Another clerk walked quickly over to greet us.

“Hi, I’m looking for white card stock, and I only need 40 sheets. Do you have anything close to that?” I pointed to the shelf filled with packs of 250 and 500 sheets.

Nope, he told me. I had to buy a 250-sheet pack.

Suddenly, the guy standing nearby said: “Well, that’s what we’re looking for, and we only need 80 sheets! Why don’t we split a pack?”

He was half of a really nice couple, the kind of people you’re glad to run into, the kind of people who say hello as you pass by.

A few minutes later, we paid for OUR paper at the register, and then split it in half: about 125 sheets each. Then we went our separate ways.
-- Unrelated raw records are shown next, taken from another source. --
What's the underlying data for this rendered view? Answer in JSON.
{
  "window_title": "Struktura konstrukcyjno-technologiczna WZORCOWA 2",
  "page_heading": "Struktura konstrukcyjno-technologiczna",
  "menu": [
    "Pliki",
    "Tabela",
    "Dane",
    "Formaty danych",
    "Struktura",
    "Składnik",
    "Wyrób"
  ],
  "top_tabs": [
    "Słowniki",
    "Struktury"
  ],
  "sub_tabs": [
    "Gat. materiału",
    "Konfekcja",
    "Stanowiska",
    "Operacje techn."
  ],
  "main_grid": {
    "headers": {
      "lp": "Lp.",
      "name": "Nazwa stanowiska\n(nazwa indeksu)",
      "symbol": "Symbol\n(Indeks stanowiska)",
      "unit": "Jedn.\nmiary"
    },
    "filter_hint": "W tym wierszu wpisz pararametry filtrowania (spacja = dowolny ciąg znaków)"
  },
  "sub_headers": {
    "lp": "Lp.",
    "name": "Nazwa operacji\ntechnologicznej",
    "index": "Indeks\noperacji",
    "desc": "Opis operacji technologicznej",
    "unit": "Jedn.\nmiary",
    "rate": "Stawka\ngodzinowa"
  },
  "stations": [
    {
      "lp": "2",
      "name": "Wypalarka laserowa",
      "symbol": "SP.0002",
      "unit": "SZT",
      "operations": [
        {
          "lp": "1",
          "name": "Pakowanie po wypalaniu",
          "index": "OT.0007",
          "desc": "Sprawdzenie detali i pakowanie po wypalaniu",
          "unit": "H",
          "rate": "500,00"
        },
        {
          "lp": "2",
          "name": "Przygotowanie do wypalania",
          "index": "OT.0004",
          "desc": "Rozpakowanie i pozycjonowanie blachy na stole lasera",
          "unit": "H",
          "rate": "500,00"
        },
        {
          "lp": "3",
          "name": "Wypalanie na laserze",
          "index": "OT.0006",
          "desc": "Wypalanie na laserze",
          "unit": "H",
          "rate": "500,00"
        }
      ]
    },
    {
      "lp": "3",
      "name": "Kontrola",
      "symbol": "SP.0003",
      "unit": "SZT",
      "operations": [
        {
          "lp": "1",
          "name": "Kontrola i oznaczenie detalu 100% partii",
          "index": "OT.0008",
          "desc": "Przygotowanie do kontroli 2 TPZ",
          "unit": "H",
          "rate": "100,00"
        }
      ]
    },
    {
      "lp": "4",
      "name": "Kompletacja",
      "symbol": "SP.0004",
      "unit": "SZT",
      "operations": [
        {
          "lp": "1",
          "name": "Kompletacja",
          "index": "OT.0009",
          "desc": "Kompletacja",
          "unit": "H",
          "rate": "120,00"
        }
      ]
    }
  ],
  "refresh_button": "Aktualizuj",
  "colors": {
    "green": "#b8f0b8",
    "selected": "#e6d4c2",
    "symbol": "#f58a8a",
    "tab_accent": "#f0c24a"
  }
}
I don’t know why that moment made me feel so good, except this: Three strangers joined together and shared a little victory against a retail machine that doesn’t always work the way we want.

Yay us.
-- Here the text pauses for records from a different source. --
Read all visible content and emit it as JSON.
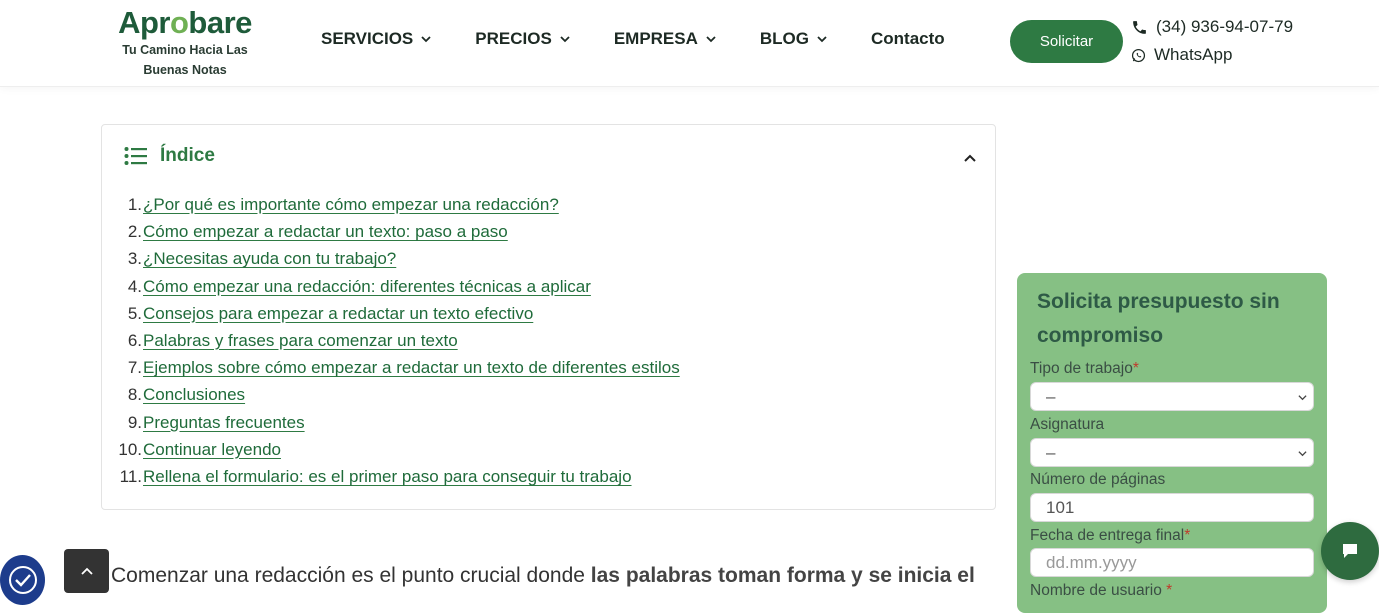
{
  "header": {
    "logo": {
      "word_start": "Apr",
      "word_o": "o",
      "word_end": "bare",
      "tagline_1": "Tu Camino Hacia Las",
      "tagline_2": "Buenas Notas"
    },
    "nav": [
      {
        "label": "SERVICIOS",
        "has_dropdown": true
      },
      {
        "label": "PRECIOS",
        "has_dropdown": true
      },
      {
        "label": "EMPRESA",
        "has_dropdown": true
      },
      {
        "label": "BLOG",
        "has_dropdown": true
      },
      {
        "label": "Contacto",
        "has_dropdown": false
      }
    ],
    "cta_label": "Solicitar",
    "phone": "(34) 936-94-07-79",
    "whatsapp": "WhatsApp"
  },
  "toc": {
    "title": "Índice",
    "items": [
      {
        "num": "1.",
        "label": "¿Por qué es importante cómo empezar una redacción?"
      },
      {
        "num": "2.",
        "label": "Cómo empezar a redactar un texto: paso a paso"
      },
      {
        "num": "3.",
        "label": "¿Necesitas ayuda con tu trabajo?"
      },
      {
        "num": "4.",
        "label": "Cómo empezar una redacción: diferentes técnicas a aplicar"
      },
      {
        "num": "5.",
        "label": "Consejos para empezar a redactar un texto efectivo"
      },
      {
        "num": "6.",
        "label": "Palabras y frases para comenzar un texto"
      },
      {
        "num": "7.",
        "label": "Ejemplos sobre cómo empezar a redactar un texto de diferentes estilos"
      },
      {
        "num": "8.",
        "label": "Conclusiones"
      },
      {
        "num": "9.",
        "label": "Preguntas frecuentes"
      },
      {
        "num": "10.",
        "label": "Continuar leyendo"
      },
      {
        "num": "11.",
        "label": "Rellena el formulario: es el primer paso para conseguir tu trabajo"
      }
    ]
  },
  "form": {
    "title": "Solicita presupuesto sin compromiso",
    "tipo_label": "Tipo de trabajo",
    "tipo_value": "–",
    "asignatura_label": "Asignatura",
    "asignatura_value": "–",
    "paginas_label": "Número de páginas",
    "paginas_value": "101",
    "fecha_label": "Fecha de entrega final",
    "fecha_placeholder": "dd.mm.yyyy",
    "usuario_label": "Nombre de usuario",
    "required_mark": "*"
  },
  "body": {
    "lead_plain": "Comenzar una redacción es el punto crucial donde ",
    "lead_bold": "las palabras toman forma y se inicia el"
  },
  "colors": {
    "brand_green": "#2e7a43",
    "form_bg": "#86c084",
    "link": "#1f6b3a"
  }
}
ROCHELLE RILEY is a writer and blogger whose posts here are about her personal adventures. You can read her columns at www.freep.com/rochelleriley and follow her on Twitter @rochelleriley.

 

Use Lenten Season to become a good memory
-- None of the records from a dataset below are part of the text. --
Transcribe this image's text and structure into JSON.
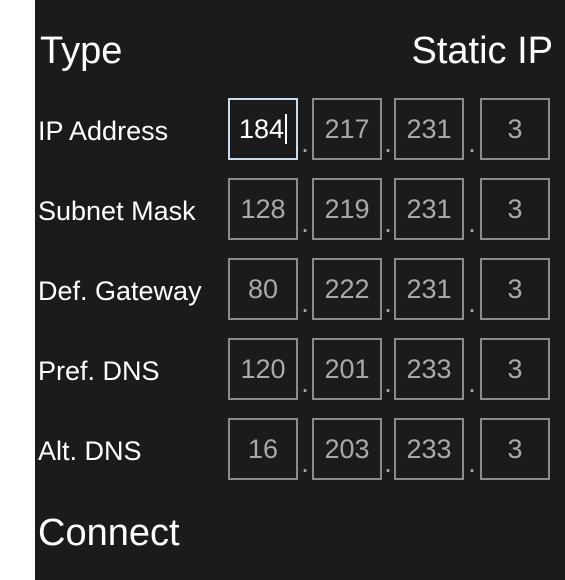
{
  "type": {
    "label": "Type",
    "value": "Static IP"
  },
  "fields": [
    {
      "label": "IP Address",
      "octets": [
        "184",
        "217",
        "231",
        "3"
      ]
    },
    {
      "label": "Subnet Mask",
      "octets": [
        "128",
        "219",
        "231",
        "3"
      ]
    },
    {
      "label": "Def. Gateway",
      "octets": [
        "80",
        "222",
        "231",
        "3"
      ]
    },
    {
      "label": "Pref. DNS",
      "octets": [
        "120",
        "201",
        "233",
        "3"
      ]
    },
    {
      "label": "Alt. DNS",
      "octets": [
        "16",
        "203",
        "233",
        "3"
      ]
    }
  ],
  "separator": ".",
  "connect_label": "Connect",
  "colors": {
    "background": "#1b1b1b",
    "text": "#ffffff",
    "field_text": "#a9a9a9",
    "field_border": "#8a8a8a",
    "focus_border": "#c8dcf0"
  }
}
1962651_10152085125563381_1856722289_nNo matter what church I’ve attended for worship – AME Zion, United Methodist, Baptist, United Church of Christ, we have always commemorated the Season of Lent, which begins on Ash Wednesday and is a time of penance, reflection and fasting to prepare for the celebration of Christ’s resurrection on Easter Sunday.

That resurrection is the door He left open for our redemption. It represents the moment that even the greatest nonbeliever understood who He was and whose He was.

But fasting doesn’t always mean from food. Many of the Christians fast rom something for 40 days, a sacrifice that helps them be faithful to the season and to count down to redemption.

I’ve given up something every year.  This year is no different.

Except that I’m sharing my time of sacrifice with a friend.

This year, my dear friend, Melia and I chose each other’s sacrifice. I shall not reveal hers, but she chose for me something that means I will have more time and money to devote to worthier causes than myself: No movies for 40 days and nights.

kinopoisk.ruThat’s right – no matinees, no $8 popcorns, no films.

That means I won’t see The 300: “Rise of an Empire” until after it’s been in theaters for weeks.  I predicted the success of “The 300,” a brilliant re-imagined account of the Battle of Thermopylae, when King Leonidas led 300 Spartans  into battle against Xerses, a magically powerful Persian who led a 300,000 man army.  The film earned more than $450 million at the box office. Its sequel, while just as flawed and just as historically accurate, will be just as good, I think.

I also won’t see “Veronica Mars,” the film I’ve been waiting for for almost seven years. It’s based on a CW TV show that I LOVED, and I was thrilled by the Kickstarter campaign to fund its filming.

MV5BMTQ4MDc0Mjg4OV5BMl5BanBnXkFtZTgwODk3NjYyMTE@._V1_SX214_I am one of those people who sees movies on opening day, on Friday nights, before the social network has anointed or killed them. I go to premieres as often as I can to see movies before they’re tainted by opinions I don’t trust.

I love movies.

So at first, I was horrified by Melia’s choice. But then I realize she chose exactly right, and I am grateful. I’ll save countless hours at at least $200 bucks, which I’m sure a charity could use more.

I have another sacrifice I’m making that is between God and me. It is a spiritual and special thing that probably means more to God.

But please use the season, whether you believe in only this world or this and more, to reflect on who you are and who you can be.

And no matter what age you are, please find ways to be a good memory after you’re gone!

ROCHELLE RILEY is a writer and blogger whose posts here are about her personal adventures. You can read her columns at www.freep.com/rochelleriley and follow her on Twitter @rochelleriley.